HOW TO COMPLETE THIS TASK
Find every line below with the string "File" and pick it out.

■ ■ ■ ■ ■

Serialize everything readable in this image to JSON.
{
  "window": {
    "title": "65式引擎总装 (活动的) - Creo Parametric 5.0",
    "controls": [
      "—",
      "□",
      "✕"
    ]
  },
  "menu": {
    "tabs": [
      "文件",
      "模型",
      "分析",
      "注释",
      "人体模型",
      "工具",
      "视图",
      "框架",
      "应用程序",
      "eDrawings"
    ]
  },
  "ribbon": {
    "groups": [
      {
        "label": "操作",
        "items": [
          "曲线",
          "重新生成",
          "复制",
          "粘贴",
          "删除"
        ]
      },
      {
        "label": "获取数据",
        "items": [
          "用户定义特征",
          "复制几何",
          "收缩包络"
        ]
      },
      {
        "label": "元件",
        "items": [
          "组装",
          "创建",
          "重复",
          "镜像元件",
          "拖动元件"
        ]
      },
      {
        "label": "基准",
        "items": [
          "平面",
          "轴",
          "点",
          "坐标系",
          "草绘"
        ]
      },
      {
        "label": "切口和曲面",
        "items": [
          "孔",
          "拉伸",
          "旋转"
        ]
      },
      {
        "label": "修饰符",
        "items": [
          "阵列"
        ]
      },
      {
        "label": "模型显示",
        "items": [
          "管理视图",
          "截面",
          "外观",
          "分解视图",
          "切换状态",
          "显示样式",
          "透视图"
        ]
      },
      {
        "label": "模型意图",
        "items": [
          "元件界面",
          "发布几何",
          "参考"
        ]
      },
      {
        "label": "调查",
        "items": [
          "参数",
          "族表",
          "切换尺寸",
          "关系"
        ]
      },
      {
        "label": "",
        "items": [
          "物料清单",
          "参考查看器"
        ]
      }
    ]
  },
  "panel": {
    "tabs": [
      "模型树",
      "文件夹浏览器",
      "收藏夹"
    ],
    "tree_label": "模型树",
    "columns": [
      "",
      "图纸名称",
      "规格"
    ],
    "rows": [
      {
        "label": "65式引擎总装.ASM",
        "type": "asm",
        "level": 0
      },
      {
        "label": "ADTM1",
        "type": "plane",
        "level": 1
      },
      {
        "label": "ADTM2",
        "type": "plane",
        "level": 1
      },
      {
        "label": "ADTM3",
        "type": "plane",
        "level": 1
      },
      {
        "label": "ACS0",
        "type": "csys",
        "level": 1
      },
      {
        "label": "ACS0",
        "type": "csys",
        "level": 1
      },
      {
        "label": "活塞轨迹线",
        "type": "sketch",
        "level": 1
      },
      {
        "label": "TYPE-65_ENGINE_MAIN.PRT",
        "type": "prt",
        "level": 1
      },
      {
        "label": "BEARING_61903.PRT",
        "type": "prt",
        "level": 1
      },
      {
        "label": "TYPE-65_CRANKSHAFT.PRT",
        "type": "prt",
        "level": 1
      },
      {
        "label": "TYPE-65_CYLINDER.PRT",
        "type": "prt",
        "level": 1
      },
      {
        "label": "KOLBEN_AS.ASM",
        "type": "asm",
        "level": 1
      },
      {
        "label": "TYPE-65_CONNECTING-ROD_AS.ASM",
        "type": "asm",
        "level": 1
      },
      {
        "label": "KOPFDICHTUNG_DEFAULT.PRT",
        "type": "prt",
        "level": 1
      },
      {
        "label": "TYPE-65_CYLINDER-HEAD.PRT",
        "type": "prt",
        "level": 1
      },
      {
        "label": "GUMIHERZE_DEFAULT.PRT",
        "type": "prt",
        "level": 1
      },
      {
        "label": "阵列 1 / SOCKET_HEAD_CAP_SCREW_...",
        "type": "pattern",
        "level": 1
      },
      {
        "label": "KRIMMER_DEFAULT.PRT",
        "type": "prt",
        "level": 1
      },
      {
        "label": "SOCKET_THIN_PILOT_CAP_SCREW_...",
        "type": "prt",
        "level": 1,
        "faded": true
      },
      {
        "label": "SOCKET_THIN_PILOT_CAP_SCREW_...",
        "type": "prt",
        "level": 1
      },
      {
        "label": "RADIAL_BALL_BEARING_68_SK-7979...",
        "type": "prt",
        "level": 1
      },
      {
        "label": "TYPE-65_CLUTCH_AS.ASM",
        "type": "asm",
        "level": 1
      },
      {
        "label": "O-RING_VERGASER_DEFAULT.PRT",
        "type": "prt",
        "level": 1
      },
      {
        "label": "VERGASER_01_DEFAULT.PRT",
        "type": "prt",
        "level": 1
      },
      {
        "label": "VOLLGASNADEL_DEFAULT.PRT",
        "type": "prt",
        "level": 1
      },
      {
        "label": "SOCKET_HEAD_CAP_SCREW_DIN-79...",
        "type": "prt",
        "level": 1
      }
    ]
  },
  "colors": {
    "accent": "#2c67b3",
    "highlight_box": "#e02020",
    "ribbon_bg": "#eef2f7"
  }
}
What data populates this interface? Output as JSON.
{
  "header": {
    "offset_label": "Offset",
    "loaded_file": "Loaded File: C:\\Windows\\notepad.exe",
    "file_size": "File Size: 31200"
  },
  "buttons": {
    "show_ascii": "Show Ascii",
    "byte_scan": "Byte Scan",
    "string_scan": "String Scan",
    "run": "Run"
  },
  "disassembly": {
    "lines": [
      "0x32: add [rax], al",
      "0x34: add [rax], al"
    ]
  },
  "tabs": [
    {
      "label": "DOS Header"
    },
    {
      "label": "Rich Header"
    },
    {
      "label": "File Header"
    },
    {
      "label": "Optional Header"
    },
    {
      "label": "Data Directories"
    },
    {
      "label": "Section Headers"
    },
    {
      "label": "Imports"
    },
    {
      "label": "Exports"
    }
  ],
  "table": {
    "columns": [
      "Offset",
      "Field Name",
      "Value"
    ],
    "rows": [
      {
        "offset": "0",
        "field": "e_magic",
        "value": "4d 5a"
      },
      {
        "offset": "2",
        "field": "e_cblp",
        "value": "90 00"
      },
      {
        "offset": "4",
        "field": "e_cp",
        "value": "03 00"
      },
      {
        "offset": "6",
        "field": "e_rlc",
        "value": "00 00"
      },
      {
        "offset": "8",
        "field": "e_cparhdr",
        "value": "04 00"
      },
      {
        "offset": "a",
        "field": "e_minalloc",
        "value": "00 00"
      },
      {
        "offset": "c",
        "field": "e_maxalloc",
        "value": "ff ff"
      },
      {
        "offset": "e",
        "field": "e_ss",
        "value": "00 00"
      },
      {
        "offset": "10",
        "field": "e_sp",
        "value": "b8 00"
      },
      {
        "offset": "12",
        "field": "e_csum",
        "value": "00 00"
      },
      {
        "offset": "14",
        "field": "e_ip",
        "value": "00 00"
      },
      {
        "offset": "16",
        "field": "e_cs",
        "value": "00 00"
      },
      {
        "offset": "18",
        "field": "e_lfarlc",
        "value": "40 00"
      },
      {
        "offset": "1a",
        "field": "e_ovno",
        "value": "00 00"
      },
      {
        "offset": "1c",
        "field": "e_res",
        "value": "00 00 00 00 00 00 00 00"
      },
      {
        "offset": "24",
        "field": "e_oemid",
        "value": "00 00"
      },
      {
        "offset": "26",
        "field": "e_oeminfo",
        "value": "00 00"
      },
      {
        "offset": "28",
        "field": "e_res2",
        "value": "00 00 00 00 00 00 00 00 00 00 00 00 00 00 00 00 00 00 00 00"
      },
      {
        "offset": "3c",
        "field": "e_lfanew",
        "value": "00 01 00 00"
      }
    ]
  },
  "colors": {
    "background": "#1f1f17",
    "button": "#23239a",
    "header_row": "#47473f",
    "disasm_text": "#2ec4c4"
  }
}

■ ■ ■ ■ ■

RESULT OF THIS TASK
    "loaded_file": "Loaded File: C:\\Windows\\notepad.exe",
    "file_size": "File Size: 31200"
      "label": "File Header"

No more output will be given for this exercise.